Sage Agastya angrily said: ‘Get away from my sight! Come here only when you can bring my Narayana!’ Hearing these words, the young boy Sutikshna, with a wrenching heart and eyes brimming with tears, bowed down and prostrated before his guru and left. His legs shook but his heart was resolute. He vowed: ‘Yes, I will follow my guru’s orders. Even if it takes many years, if I continue to breathe, I will return only with Narayana.’

Sutikshna was quite sharp just like his name. His guru loved him. But there was no end to his plays and mischiefs. Some days ago, his guru Sage Agastya set out on a pilgrimage. Before leaving, he called Sutikshna and giving him his puja box and the best salagrama stone, said: ‘Take these. Keep the puja box and the salagrama safely. Do the worship daily with care.’ However, Sutikshna did not take these words seriously.

One day, Sutikshna brought the pure water of the nearby lake and bathed the salagrama. The next day, however, he felt lethargic. He got an idea: ‘What if I take the puja box to the lake?’ There are flowers and the jamun tree. I could finish the bathing of the salagrama, archana, and food offering there itself.’ He did so. He took the puja box to the bank of the lake. It was summer. The jamun berries were ripe and glistening. They appeared almost as big as mangoes. The sons of rishis were pelting stones at the jamun tree and eating the berries. Sutikshna was just a boy and he forgot all about the puja and was interested in playing. He threw stones at the tree and joyfully ate the berries.

It was then that the sons of rishis noticed the huge bunch of jamun berries between two branches of the tree. They entered into a match about who will bring down that huge bunch of berries. All the boys started throwing stones at the bunch. But Sutikshna could not find a stone.

He was overpowered by the desire to eat the berries. He threw at the bunch of berries the salagrama stone given by his guru Sage Agastya. The berries fell straight into his stretched hands and he could eat unsoiled berries. But alas! The salagrama stone was stuck between the branches of the tree. Everybody knew that a snake was living in a tree hole near those branches. Nobody dared to climb the tree.

Sutikshna’s heart fluttered in fear at the thought that the salagrama stone was stuck in the tree. What would he tell his guru? His boyish mind came up with an idea. The jamun berry from that tree was almost the size of the salagrama stone. So, Sutikshna applied a sandal-paste mark to a jamun berry and kept it in the puja box.

As luck would have it, Sutikshna’s guru returned that very evening. The next morning, Sage Agastya opened his puja box and took what he thought was the salagrama stone and finding it to be soft, he looked at it carefully and angrily asked Sutikshna: ‘What is this?’ Sutikshna hesitantly replied: ‘Daily bathing might have made it soft.’ Terribly angered, Agastya drove out Sutikshna.

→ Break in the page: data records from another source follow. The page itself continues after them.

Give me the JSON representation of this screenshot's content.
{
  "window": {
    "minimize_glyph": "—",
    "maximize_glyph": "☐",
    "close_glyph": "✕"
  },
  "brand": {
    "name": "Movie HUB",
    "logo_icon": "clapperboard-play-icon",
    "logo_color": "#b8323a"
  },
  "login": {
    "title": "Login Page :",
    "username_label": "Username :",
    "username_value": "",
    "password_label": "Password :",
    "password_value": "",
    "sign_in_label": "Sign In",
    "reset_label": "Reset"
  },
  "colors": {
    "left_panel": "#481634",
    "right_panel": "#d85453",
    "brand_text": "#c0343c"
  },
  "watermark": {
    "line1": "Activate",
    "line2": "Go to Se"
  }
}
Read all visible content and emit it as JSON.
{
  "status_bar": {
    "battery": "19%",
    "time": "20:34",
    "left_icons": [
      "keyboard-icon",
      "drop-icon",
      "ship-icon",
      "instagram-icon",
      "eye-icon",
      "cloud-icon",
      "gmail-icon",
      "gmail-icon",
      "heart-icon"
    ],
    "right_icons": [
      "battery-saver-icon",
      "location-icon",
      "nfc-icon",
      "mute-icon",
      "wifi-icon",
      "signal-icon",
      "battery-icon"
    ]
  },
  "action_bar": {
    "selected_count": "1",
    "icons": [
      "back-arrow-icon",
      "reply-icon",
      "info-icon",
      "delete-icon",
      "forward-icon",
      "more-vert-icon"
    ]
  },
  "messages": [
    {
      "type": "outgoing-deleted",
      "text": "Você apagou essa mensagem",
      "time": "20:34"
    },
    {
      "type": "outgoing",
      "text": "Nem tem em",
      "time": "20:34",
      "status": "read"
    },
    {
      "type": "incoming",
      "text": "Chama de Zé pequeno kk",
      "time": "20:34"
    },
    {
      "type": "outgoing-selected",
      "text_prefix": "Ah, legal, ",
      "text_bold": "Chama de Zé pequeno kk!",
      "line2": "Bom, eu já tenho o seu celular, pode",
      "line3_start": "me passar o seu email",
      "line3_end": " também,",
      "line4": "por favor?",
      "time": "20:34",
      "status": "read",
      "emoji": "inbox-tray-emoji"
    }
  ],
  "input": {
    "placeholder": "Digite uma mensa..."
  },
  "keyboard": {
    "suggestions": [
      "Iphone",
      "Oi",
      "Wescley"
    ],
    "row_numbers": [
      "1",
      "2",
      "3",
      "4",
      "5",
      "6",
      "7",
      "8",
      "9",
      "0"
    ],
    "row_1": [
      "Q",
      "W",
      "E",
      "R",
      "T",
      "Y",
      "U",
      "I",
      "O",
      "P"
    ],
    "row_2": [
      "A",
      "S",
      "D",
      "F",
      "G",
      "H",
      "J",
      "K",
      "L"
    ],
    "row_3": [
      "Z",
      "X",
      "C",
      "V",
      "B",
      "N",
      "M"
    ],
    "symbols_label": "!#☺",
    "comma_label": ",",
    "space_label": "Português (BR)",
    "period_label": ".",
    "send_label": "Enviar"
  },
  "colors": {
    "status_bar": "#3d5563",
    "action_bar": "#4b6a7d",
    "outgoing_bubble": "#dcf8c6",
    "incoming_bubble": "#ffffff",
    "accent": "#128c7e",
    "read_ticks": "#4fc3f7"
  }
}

Thus driven out, Sutikshna performed austerities for a long time in the forest named Dandakaranya. Eventually, because of these austerities, Sutikshna became the Sage Sutikshna, worthy of worship. When Sri Ramachandra went into exile to the forest for fourteen years, Sutikshna not only had his darshan himself, but also took Sri Ramachandra to Sage Agastya so that he could also have the darshan. Thus, Sutikshna followed his guru’s instructions and returned only with Bhagavan Narayana.